  • You can see from the graph that concentrations of all three are increasing as year increases.

  • What are the year and concentration for the final point of the CO2 data? What are they for the first point?

  • The final data point on the CO2 (black) curve is 398.6 ppm, in 2014. The first point is 286.8 ppm, in 1850.

  • Which of the three GHGs has shown the largest percentage increase from 1850 to 2011?

  • Methane has exhibited the largest percentage increase in concentration since 1850. It is the only one for which the rise (from around 800 ppb to 1800 ppb, an increase of around 1000 ppb) is larger than the original value. For the other two, the increase is smaller than the original value.

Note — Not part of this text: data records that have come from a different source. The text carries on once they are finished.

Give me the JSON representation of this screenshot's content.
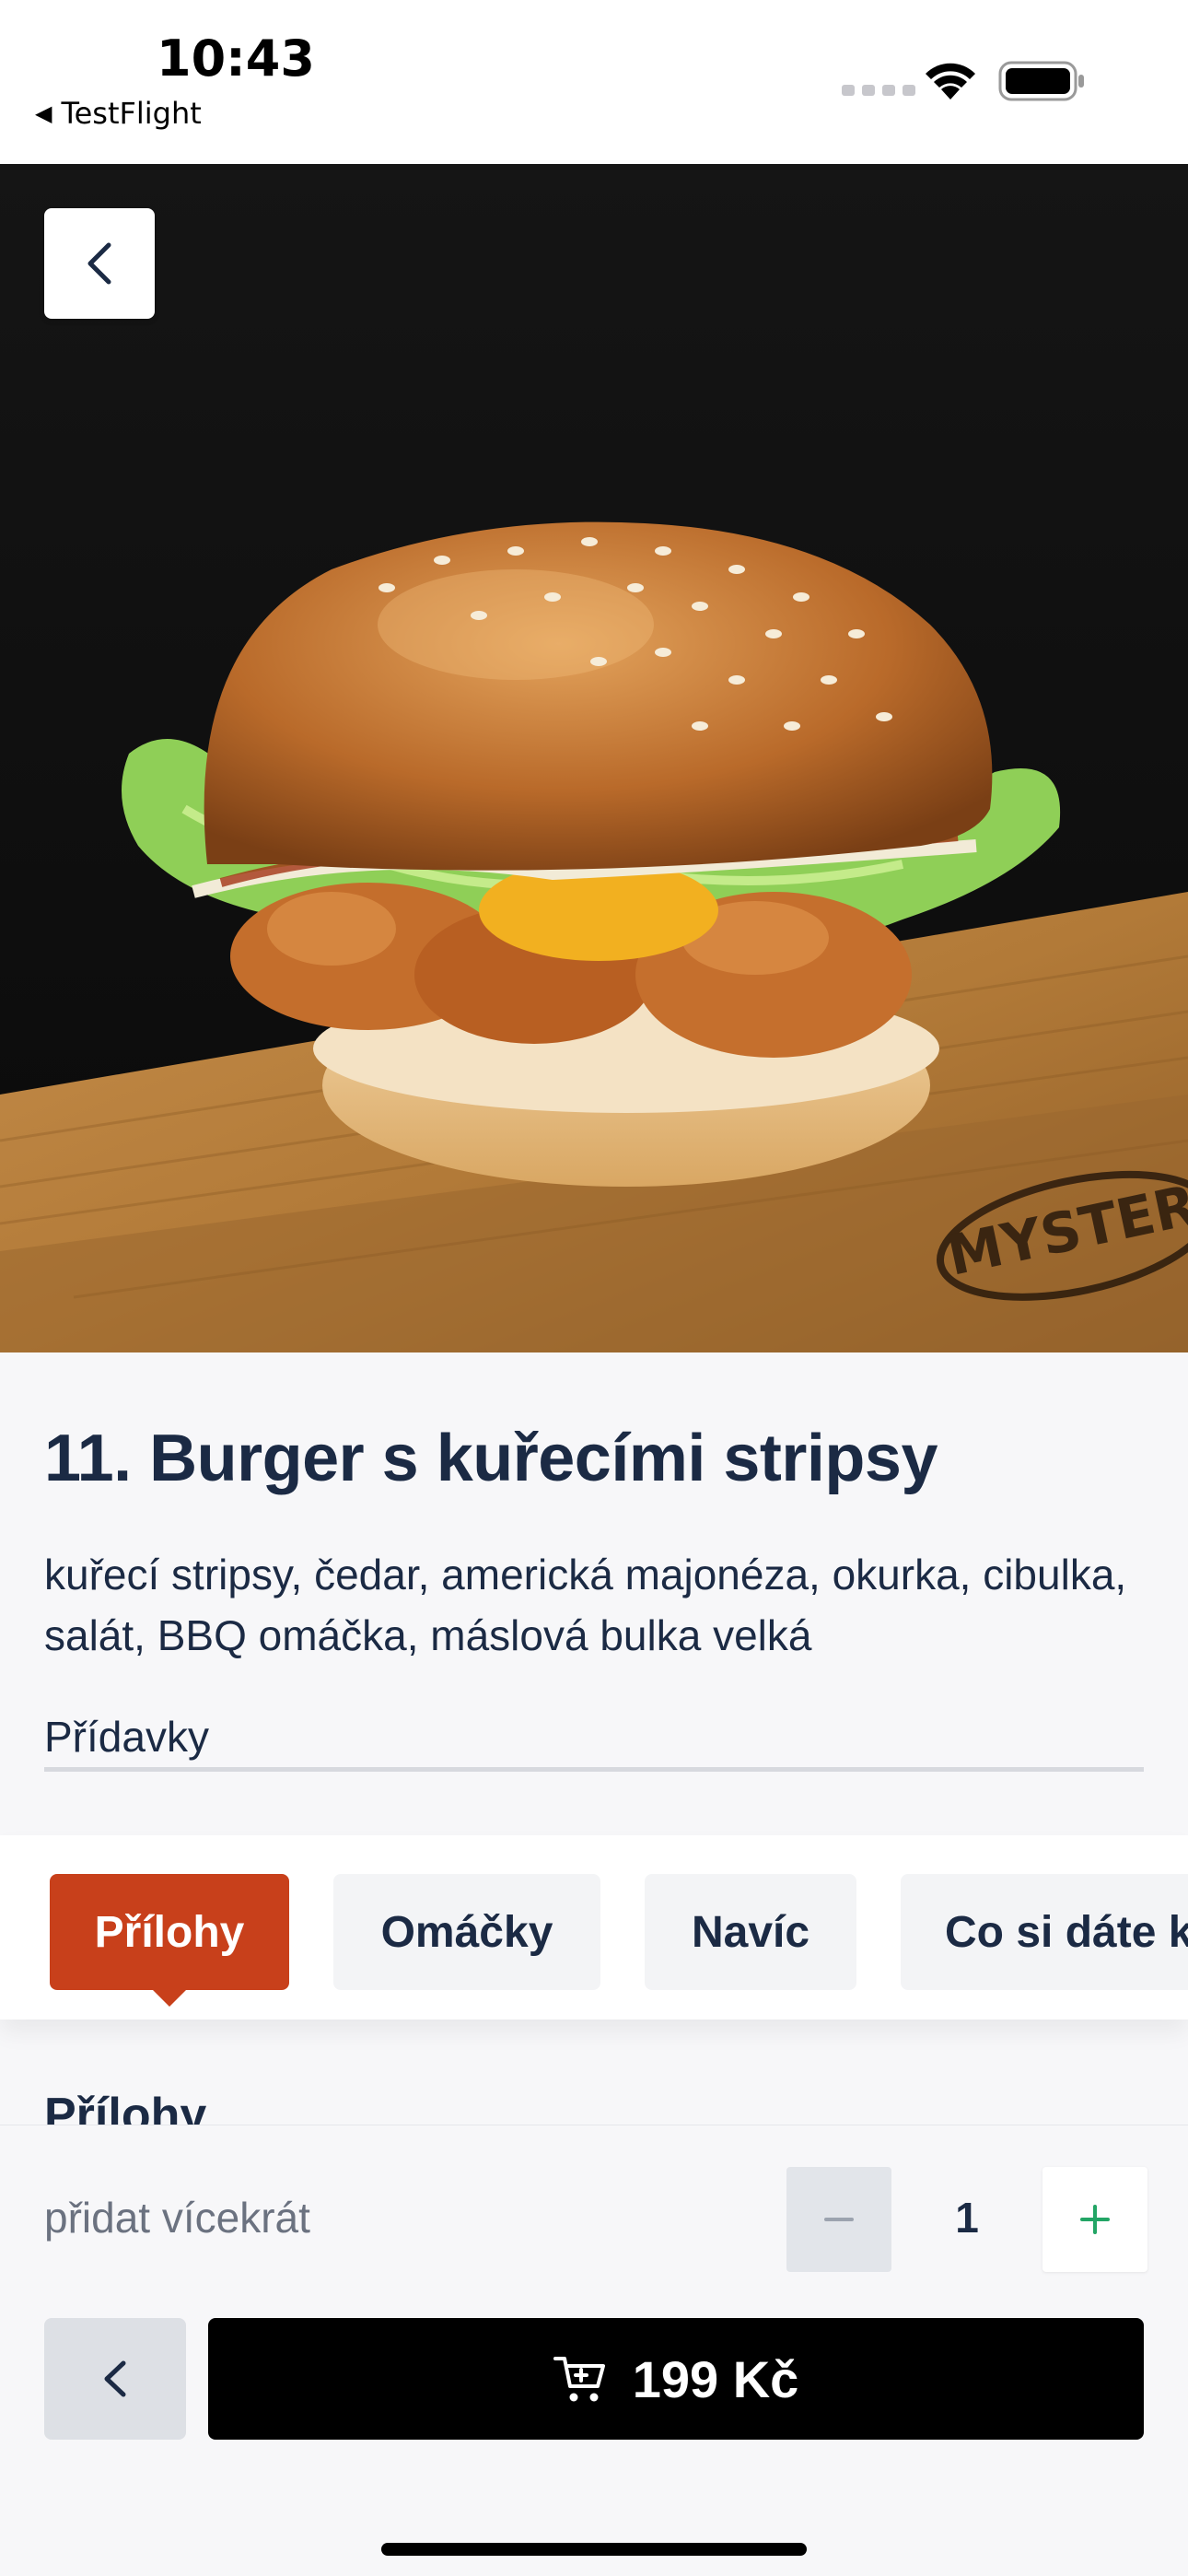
{
  "status_bar": {
    "time": "10:43",
    "back_app": "TestFlight"
  },
  "product": {
    "title": "11. Burger s kuřecími stripsy",
    "description": "kuřecí stripsy, čedar, americká majonéza, okurka, cibulka, salát, BBQ omáčka, máslová bulka velká",
    "addons_label": "Přídavky",
    "image_brand_text": "MYSTERY"
  },
  "tabs": [
    {
      "label": "Přílohy",
      "active": true
    },
    {
      "label": "Omáčky",
      "active": false
    },
    {
      "label": "Navíc",
      "active": false
    },
    {
      "label": "Co si dáte k",
      "active": false
    }
  ],
  "section": {
    "heading": "Přílohy"
  },
  "footer": {
    "multi_label": "přidat vícekrát",
    "quantity": "1",
    "cart_price": "199 Kč"
  },
  "colors": {
    "accent": "#c8401b",
    "text": "#1b2a44",
    "plus_green": "#22a565"
  }
}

    This may be surprising, as CO2 is the most well-known greenhouse gas. The reason CO2 is the focus of most discussion around climate change policy is because it has the highest concentration of the three GHGs (measured in parts per million, not parts per billion). It is therefore the largest contributor to total greenhouse gas forcing.